School security has increased tremendously since the Columbine tragedy. A direct result was the introduction of the classroom security function. In order to secure a traditional classroom function lock, a person had to step out into the hallway from the classroom and use a key to secure the door opening. With the introduction of the classroom security function, the lock is able to be secured from the interior of the room.
This article was published in the DHI, Door Security + Safety Magazine in January 2018 issue
Keeping occupants safe is a common goal for facility managers and property owners. As the number of break-ins, active shooter incidents and other violent encounters continue to grow, controlling who enters a building has become more vital than ever before.
For healthcare, education and office buildings, standard door and key configurations do not always provide the type of security necessary. This is leading decision-makers to look at more sophisticated access control solutions.
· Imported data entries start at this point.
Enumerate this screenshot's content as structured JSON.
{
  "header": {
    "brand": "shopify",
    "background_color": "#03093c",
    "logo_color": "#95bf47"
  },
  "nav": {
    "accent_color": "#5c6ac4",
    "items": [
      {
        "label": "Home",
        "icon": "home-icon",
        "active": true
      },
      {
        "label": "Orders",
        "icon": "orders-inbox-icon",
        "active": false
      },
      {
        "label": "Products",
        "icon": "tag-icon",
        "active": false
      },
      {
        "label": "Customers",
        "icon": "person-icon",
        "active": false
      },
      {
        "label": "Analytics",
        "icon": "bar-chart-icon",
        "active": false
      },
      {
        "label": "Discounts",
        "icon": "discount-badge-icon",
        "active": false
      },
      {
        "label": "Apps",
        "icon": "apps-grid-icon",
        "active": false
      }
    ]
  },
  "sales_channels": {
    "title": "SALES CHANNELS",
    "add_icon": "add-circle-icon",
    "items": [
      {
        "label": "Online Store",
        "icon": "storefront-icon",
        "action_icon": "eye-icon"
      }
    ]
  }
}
The electronic access control market has become more refined in recent years and it is important to know what is available and what may fit the needs of a given facility. Furthermore, the type of hardware chosen must be code-compliant, making proper selection even more important.
In high use buildings, such as a school or office building, access control must allow for a door opening to have free means of egress, during an emergency, along with fire protection and meet accessibility requirements. The International Building Code (IBC) defines an accessible means of egress as a “continued and unobstructed way of egress travel from any point in a building or facility that provides an accessible route to an area of refuge, a horizontal exit or a public way.”
Yesterday there was a lock down on the UCLA campus in the Engineering 4 building. With the use of social media word spread quickly and students definitely took the alert the school sent out seriously.
Several students posted photos on social media showing how they were barricading themselves in rooms including rooms where the doors had no locking devices. It is difficult to determine from the photos if the rooms are specifically classrooms or not.
@Jasonschechter states “doors open outward
and aren’t able to be locked.” Can’t tell from photo if
device is a passage function, classroom function
or if the lock wasn’t operational. If classroom function
the students were smart not to open the door to
lock from exterior side.
We had another post planned but felt this was more important to share.
This video has surfaced on Facebook. It currently has 3,552,279 views, 122,560 shares, 21,189 likes and 1,153 comments. These are the type of devices that those of us in the hardware industry are fighting against.
From the comments it is evident that people don’t understand the dangers these devices can contribute too. If you have a moment we encourage you to comment on the Facebook post to help education the general population.
Here are links to additional information as to why barricade devices are not a good choice.